I phoned Bell and read them the riot act. The person on the other end didn’t help me. I spoke with the manager and ended up getting about $100 off. Not good enough, I canceled my service. Next bill comes – there was a $100 cancellation fee. Wow – and again remember, these cancellation fees were just as new as the mobile plans.

Another phone call, another riot act. They ended up knocking my bill down the equivalent of that fee. Didn’t matter. I canceled my Internet and switched to Rogers. Changed my long distance to Sprint (Rogers didn’t have home phone yet).

That was the end of Bell, Canada. I’m now 11.5 years ‘clean’. Think about that – roughly 144 bills at an average of over $200/bill – $29,000 give or take. That’s money Bell does not have.

And as for Rogers, well, they’re the subject of the next Blacklisted Companies Blog.

These ripoff artists charge an arm and a leg for use of their highway, as Ontarians know. And try being late with a payment – they release the hounds. So anyway, it was back in 1999 or 2000 when I paid them for a bill that I had paid them for already – my prior payment went through after they sent the next bill out. And it was about that time that I had decided that the rape job they were giving me was just too much to take. So I was done with using the highway.

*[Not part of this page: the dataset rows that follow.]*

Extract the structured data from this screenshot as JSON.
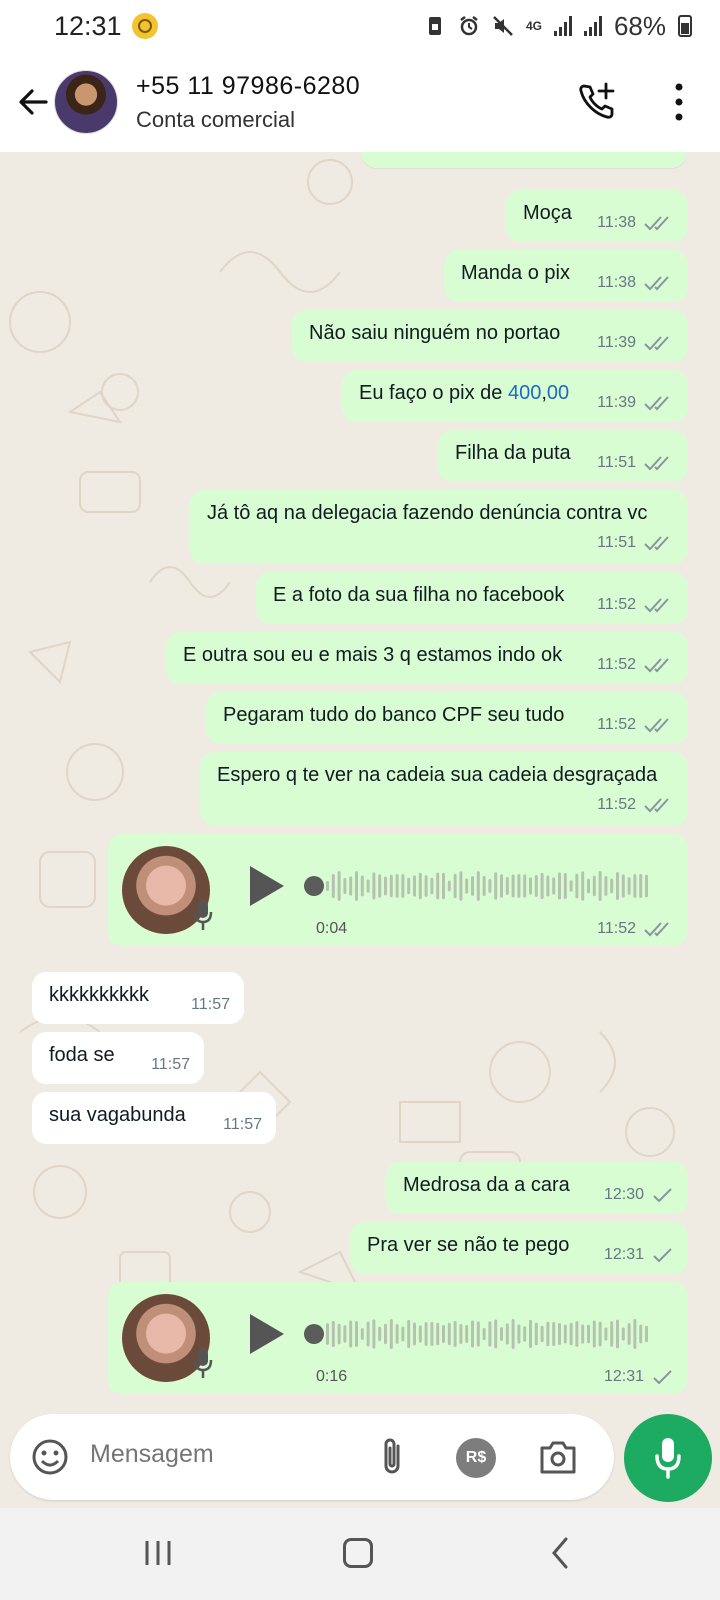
{
  "status_bar": {
    "time": "12:31",
    "network": "4G",
    "battery": "68%"
  },
  "header": {
    "contact_name": "+55 11 97986-6280",
    "contact_subtitle": "Conta comercial"
  },
  "messages": [
    {
      "dir": "out",
      "text": "Moça",
      "time": "11:38",
      "ticks": "double"
    },
    {
      "dir": "out",
      "text": "Manda o pix",
      "time": "11:38",
      "ticks": "double"
    },
    {
      "dir": "out",
      "text": "Não saiu ninguém no portao",
      "time": "11:39",
      "ticks": "double"
    },
    {
      "dir": "out",
      "text_before": "Eu faço o pix de ",
      "amount_int": "400",
      "amount_sep": ",",
      "amount_dec": "00",
      "time": "11:39",
      "ticks": "double"
    },
    {
      "dir": "out",
      "text": "Filha da puta",
      "time": "11:51",
      "ticks": "double"
    },
    {
      "dir": "out",
      "text": "Já tô aq na delegacia fazendo denúncia contra vc",
      "time": "11:51",
      "ticks": "double"
    },
    {
      "dir": "out",
      "text": "E a foto da sua filha no facebook",
      "time": "11:52",
      "ticks": "double"
    },
    {
      "dir": "out",
      "text": "E outra sou eu e mais 3 q estamos indo ok",
      "time": "11:52",
      "ticks": "double"
    },
    {
      "dir": "out",
      "text": "Pegaram tudo do banco CPF seu tudo",
      "time": "11:52",
      "ticks": "double"
    },
    {
      "dir": "out",
      "text": "Espero q te ver na cadeia sua cadeia desgraçada",
      "time": "11:52",
      "ticks": "double"
    },
    {
      "dir": "out",
      "type": "voice",
      "duration": "0:04",
      "time": "11:52",
      "ticks": "double",
      "progress": 0
    },
    {
      "dir": "in",
      "text": "kkkkkkkkkk",
      "time": "11:57"
    },
    {
      "dir": "in",
      "text": "foda se",
      "time": "11:57"
    },
    {
      "dir": "in",
      "text": "sua vagabunda",
      "time": "11:57"
    },
    {
      "dir": "out",
      "text": "Medrosa da a cara",
      "time": "12:30",
      "ticks": "single"
    },
    {
      "dir": "out",
      "text": "Pra ver se não te pego",
      "time": "12:31",
      "ticks": "single"
    },
    {
      "dir": "out",
      "type": "voice",
      "duration": "0:16",
      "time": "12:31",
      "ticks": "single",
      "progress": 0
    }
  ],
  "input_bar": {
    "placeholder": "Mensagem",
    "currency_label": "R$"
  },
  "icons": {
    "back": "arrow-left-icon",
    "call": "add-call-icon",
    "menu": "more-vert-icon",
    "emoji": "emoji-icon",
    "attach": "paperclip-icon",
    "camera": "camera-icon",
    "mic": "mic-icon"
  },
  "colors": {
    "outgoing_bubble": "#d9fdd3",
    "incoming_bubble": "#ffffff",
    "chat_bg": "#efeae2",
    "accent": "#1daa61",
    "read_ticks": "#8696a0",
    "link_amount": "#1c6bbf"
  }
}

I asked them for my credit back. Oh man, talk about screwing up their system. Their way of doing things. Wow, you’d think that complying with such a request would shut down the company.

Naturally they refused, because doing something nice for the customer is not how many businesses operate. Well, I get bothered by companies who do as they please because they are so huge. And when I get in the mood, I tend to be like a dog on a bone. So I started treating them the way they would treat me if I owed them $38. It was only $38, so it wasn’t the money – well, it kind of was, since at that time I didn’t exactly have a ton of it and still had student loans, but I digress. It wasn’t really about the money, it was about standing up to Goliath.

So I faxed them collection letters, indicating that I would require payment within 30 days or I would charge interest. I specified the interest, I can’t remember now what it was exactly, probably something like 3%. I faxed a follow-up at 15 days and three days. (I did all this from work, so you can tell how dedicated I was to working for someone else)

Then they were late sending me my money. The letters I faxed, all very professional, started to have a change in tone. The money will need to be paid immediately or collection procedures would begin. The second notice, I described what the collection process would be, up to and including their submission into the credit bureau (I had some experience with collections in a prior job).

Several days later, I got my check. Win.

A month later, I got my bill – with my credit still on it. Double win. Wow, this change of their policy/process really screwed things up on their end. So over the next five years or so, I used up my credit, taking four trips on the ETR.

I’m just happy to have given them a taste of their own medicine. Even though I’m sure I was forgotten thirty seconds after they mailed the check, and the extra $38 didn’t make a dent in their blocks upon blocks of gold bars and vaults full of money.